Parks Points

Smart Home Key Trends

by Brad Russell | Jan. 3, 2019

The consumer IoT and smart home industries have achieved a key long-term goal — they have generated sufficient consumer interest and subsequent purchase intentions to move adoption of smart home solutions into the early majority, along with strong increase in the number of multidevice households. Research from Parks Associates shows 17 percent of U.S. broadband households own both an internet-connected entertainment device and a smart home device, and 13 percent own both a connected health device and a smart home device.

As consumers acquire more connected solutions, and as these devices take on more prominent roles in the connected lifestyle, several key trends are emerging in the smart home ecosystem.

The smart home industry began by selling systems, but in recent years point solutions are taking a larger part of the sales, creating tension between point solutions versus systems. This is a trend in the U.S., in the U.K., and other major European countries.

For instance, in the U.S., more than 25 percent of broadband households own a smart home device, and more than 40 percent plan to buy one in the next 12 months. In the U.K., 16 percent own at least one smart home device. By comparison, security sales in the U.S. have stalled for years, while in the U.K., only 5 percent of households have a monitored security system and 12 percent a self-monitored one.

The popularity of smart speakers with voice assistants has helped voice become an established and foundational part of the smart home. In the U.S., 28 percent of broadband households own a smart speaker with voice assistant. In the U.K., 51 percent of Echo Dot owners use the device daily, and 75 percent use it weekly. When it becomes a habit, it’s not just a gadget, and enthusiasm for voice control and smart speakers has expanded to other smart home solutions, inspiring consumers to purchase many new platforms and products.

This trend has helped create a home environment with a variety of different networking protocols and applications. Consumers are looking to control multiple connected devices in their home with their voice, and the connected home will need AI and machine learning innovations in order to coordinate and support all these devices and deliver a personalized experience to consumers.

Advanced intelligent services, which combine entertainment services with smart home solutions and control, will be the next step for service providers as telcos, cablecos, ISPs, and other MSOs are working to deliver unique value-added services to attract and retain subscribers. Many MSOs were early market leaders in introducing smart home services, but the results have been mixed. However, connectivity is the future direction for this market, and providers will continue to innovate.

Many new business models are shifting from a focus on the product to delivering services. Consumers will chafe at the initial prospect of monthly service fees, but Parks Associates survey data have uncovered two conflicting findings: consumers generally don’t like monthly service fees, but when offered a choice between a single, upfront cost for a device or a hardware-as-a-service value-added offering, a strong majority prefer the latter. With a hardware-as-a-service proposal, consumers pay less upfront and establish an ongoing support and service relationship with the provider.

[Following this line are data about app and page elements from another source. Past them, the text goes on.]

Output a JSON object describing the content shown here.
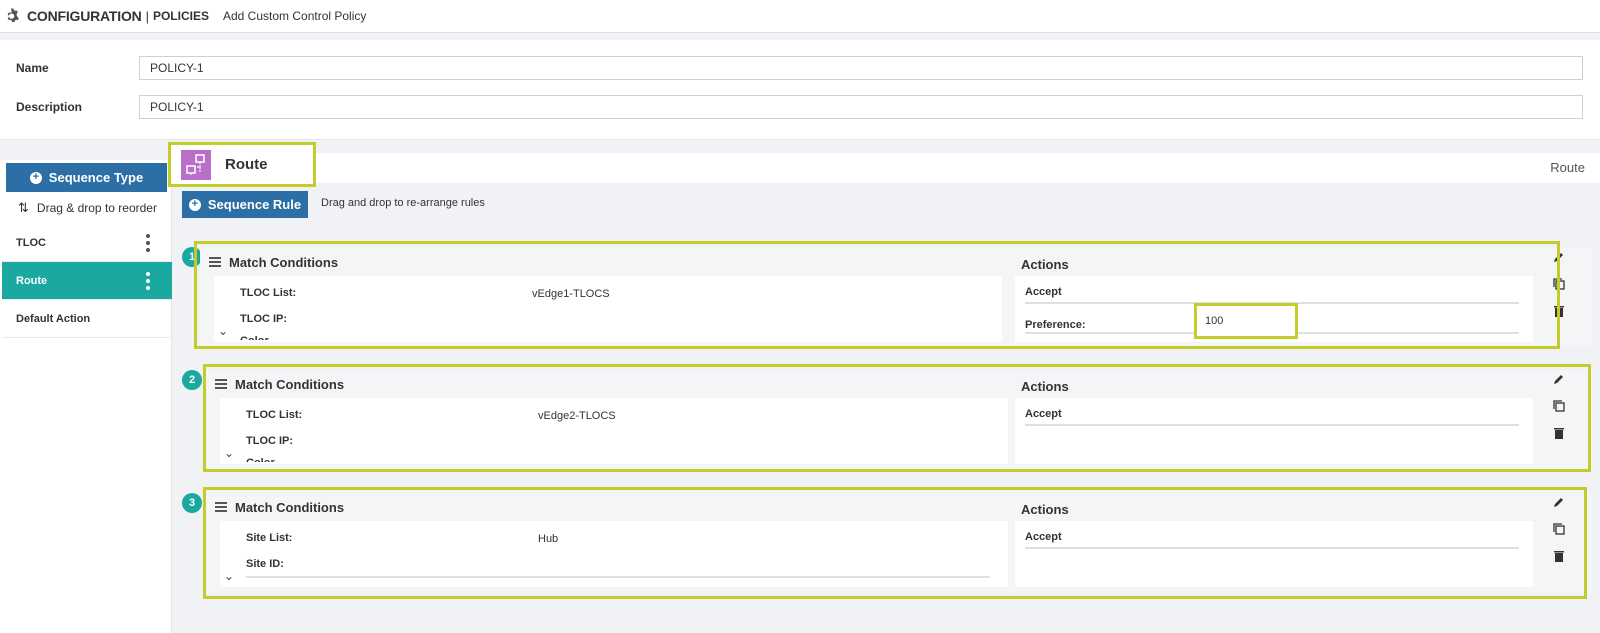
{
  "header": {
    "title": "CONFIGURATION",
    "separator": "|",
    "section": "POLICIES",
    "page": "Add Custom Control Policy"
  },
  "form": {
    "name_label": "Name",
    "name_value": "POLICY-1",
    "description_label": "Description",
    "description_value": "POLICY-1"
  },
  "sidebar": {
    "sequence_type_button": "Sequence Type",
    "drag_hint": "Drag & drop to reorder",
    "items": [
      {
        "label": "TLOC",
        "active": false
      },
      {
        "label": "Route",
        "active": true
      },
      {
        "label": "Default Action",
        "active": false
      }
    ]
  },
  "main": {
    "section_title": "Route",
    "section_right_label": "Route",
    "sequence_rule_button": "Sequence Rule",
    "rearrange_hint": "Drag and drop to re-arrange rules",
    "sequences": [
      {
        "number": "1",
        "match_title": "Match Conditions",
        "actions_title": "Actions",
        "conditions": [
          {
            "label": "TLOC List:",
            "value": "vEdge1-TLOCS"
          },
          {
            "label": "TLOC IP:",
            "value": ""
          }
        ],
        "actions": [
          {
            "label": "Accept",
            "value": ""
          },
          {
            "label": "Preference:",
            "value": "100"
          }
        ]
      },
      {
        "number": "2",
        "match_title": "Match Conditions",
        "actions_title": "Actions",
        "conditions": [
          {
            "label": "TLOC List:",
            "value": "vEdge2-TLOCS"
          },
          {
            "label": "TLOC IP:",
            "value": ""
          }
        ],
        "actions": [
          {
            "label": "Accept",
            "value": ""
          }
        ]
      },
      {
        "number": "3",
        "match_title": "Match Conditions",
        "actions_title": "Actions",
        "conditions": [
          {
            "label": "Site List:",
            "value": "Hub"
          },
          {
            "label": "Site ID:",
            "value": ""
          }
        ],
        "actions": [
          {
            "label": "Accept",
            "value": ""
          }
        ]
      }
    ]
  },
  "colors": {
    "primary_button": "#2c6fa6",
    "active_teal": "#1aa8a0",
    "highlight_outline": "#c4cc2a",
    "route_icon": "#b96ec7"
  },
  "icons": [
    "gear-icon",
    "plus-circle-icon",
    "reorder-arrows-icon",
    "kebab-icon",
    "route-icon",
    "hamburger-icon",
    "chevron-down-icon",
    "edit-icon",
    "copy-icon",
    "delete-icon"
  ]
}
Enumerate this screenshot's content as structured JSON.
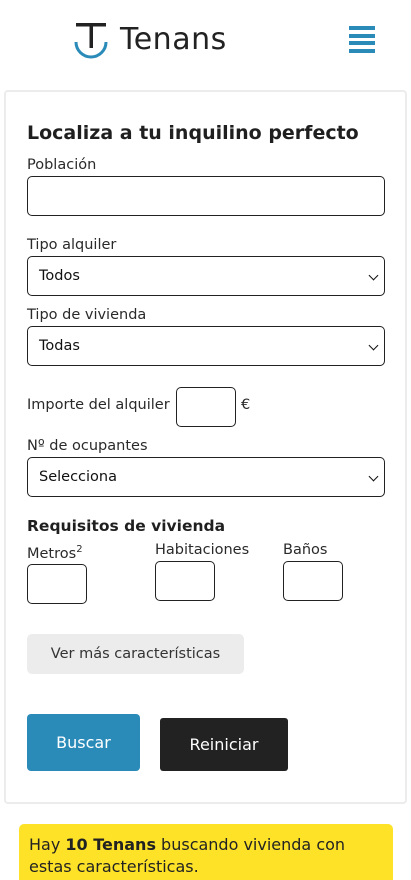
{
  "header": {
    "brand": "Tenans",
    "logo_letter": "T",
    "menu_icon": "hamburger-menu-icon",
    "accent_color": "#2a8ab8"
  },
  "form": {
    "title": "Localiza a tu inquilino perfecto",
    "poblacion_label": "Población",
    "poblacion_value": "",
    "tipo_alquiler_label": "Tipo alquiler",
    "tipo_alquiler_value": "Todos",
    "tipo_vivienda_label": "Tipo de vivienda",
    "tipo_vivienda_value": "Todas",
    "importe_label": "Importe del alquiler",
    "importe_value": "",
    "currency": "€",
    "ocupantes_label": "Nº de ocupantes",
    "ocupantes_value": "Selecciona",
    "requisitos_title": "Requisitos de vivienda",
    "metros_label": "Metros",
    "metros_sup": "2",
    "habitaciones_label": "Habitaciones",
    "banos_label": "Baños",
    "more_button": "Ver más características",
    "search_button": "Buscar",
    "reset_button": "Reiniciar",
    "search_color": "#2a8ab8",
    "reset_color": "#222222"
  },
  "notice": {
    "prefix": "Hay ",
    "count_text": "10 Tenans",
    "suffix": " buscando vivienda con estas características.",
    "background": "#fde228"
  }
}
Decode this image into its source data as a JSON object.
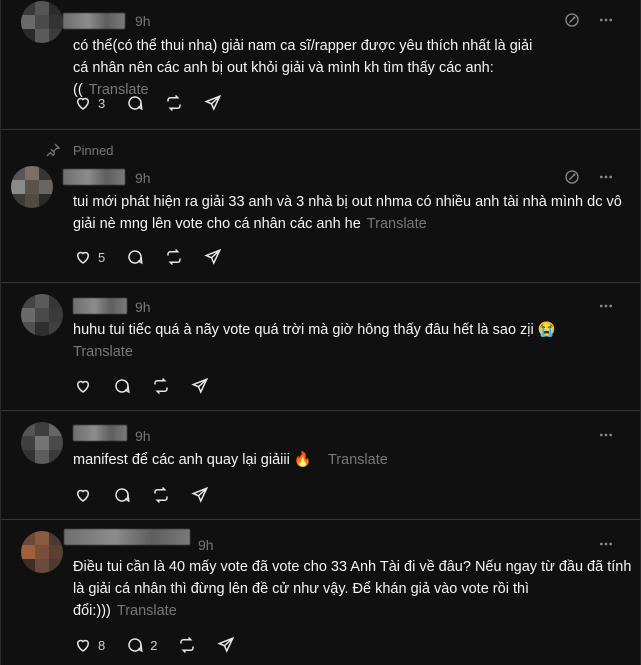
{
  "posts": [
    {
      "time": "9h",
      "text": "có thể(có thể thui nha) giải nam ca sĩ/rapper được yêu thích nhất là giải cá nhân nên các anh bị out khỏi giải và mình kh tìm thấy các anh:((",
      "translate": "Translate",
      "likes": "3",
      "replies": ""
    },
    {
      "pinned_label": "Pinned",
      "time": "9h",
      "text": "tui mới phát hiện ra giải 33 anh và 3 nhà bị out nhma có nhiều anh tài nhà mình dc vô giải nè mng lên vote cho cá nhân các anh he",
      "translate": "Translate",
      "likes": "5",
      "replies": ""
    },
    {
      "time": "9h",
      "text": "huhu tui tiếc quá à nãy vote quá trời mà giờ hông thấy đâu hết là sao zịi 😭",
      "translate": "Translate",
      "likes": "",
      "replies": ""
    },
    {
      "time": "9h",
      "text": "manifest để các anh quay lại giảiii 🔥",
      "translate": "Translate",
      "likes": "",
      "replies": ""
    },
    {
      "time": "9h",
      "text": "Điều tui cần là 40 mấy vote đã vote cho 33 Anh Tài đi về đâu? Nếu ngay từ đầu đã tính là giải cá nhân thì đừng lên đề cử như vậy. Để khán giả vào vote rồi thì đổi:)))",
      "translate": "Translate",
      "likes": "8",
      "replies": "2"
    }
  ],
  "icons": {
    "top": [
      "quote-edit-icon",
      "more-icon"
    ],
    "actions": [
      "heart-icon",
      "comment-icon",
      "repost-icon",
      "share-icon"
    ],
    "pin": "pin-icon"
  }
}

Many sectors in the smart home ecosystem are launching these service options. Energy companies are offering boiler maintenance using predictive analytics. Insurance companies are bundling smart home devices and systems with premiums, effectively turning insurance into a service. Access control services are transforming door lock hardware sales into a service that provides a management platform for property owners.

These circumstances also put companies active in the smart home at the center of data security and privacy. The level of concern among consumers varies when dealing with hypotheticals, but ultimately they recognize providers derive value for their data and expect these companies to ensure this information is protected, although only 14 percent of U.S. broadband households currently trust companies to keep their data safe. Additionally, 37 percent believe it is impossible to keep their data private from companies. Players in the smart home space that strive to be the trusted partner with their consumers will have an advantage in attracting new business. Earning consumers’ trust could be the ultimate differentiator.

The smart home ecosystem is opening new business opportunities but also requiring companies to forge new ways to connect with consumers. Crossover opportunities among security, controls, entertainment, mobile, sectors, and others can create partnerships to extend functionality of each solution, but with each expansion comes added expectations of interoperability and ease of use. Voice succeeded because its platforms deliver a simple, intuitive, and ultimately enjoyable experience in extending IoT benefits to its users. Successful future solutions will deliver similar benefits.

This article was originally published in Residential Systems.




Brad Russell

Brad Russell

Research Director, Connected Home

INDUSTRY EXPERTISE: Connected home technologies and services, IoT data privacy and security, home networking, insurtech, connected health, housing innovation, home energy management

Brad leads Parks Associates’ connected home team, exploring leading-edge issues converging in the connected home—smart home devices and services, home networking, IoT data privacy and security, data-driven applications, and platform services. Brad’s custom research work includes market sizing and forecasts, ecosystem and competitive landscapes, channel analyses, and go-to-market strategies.. Brad balances the art and science of market research to generate insights that lead to more astute business strategy and value-generating practices. He has a background in marketing communications, technology startups, and online media.

Brad received his Bachelor of Science degree in advertising and marketing from the University of Texas at Austin. He also earned a M.Div. and a D.Min. with concentrations in ethics and cross-cultural collaboration.

© 1998-2019 Parks Associates. All Rights Reserved.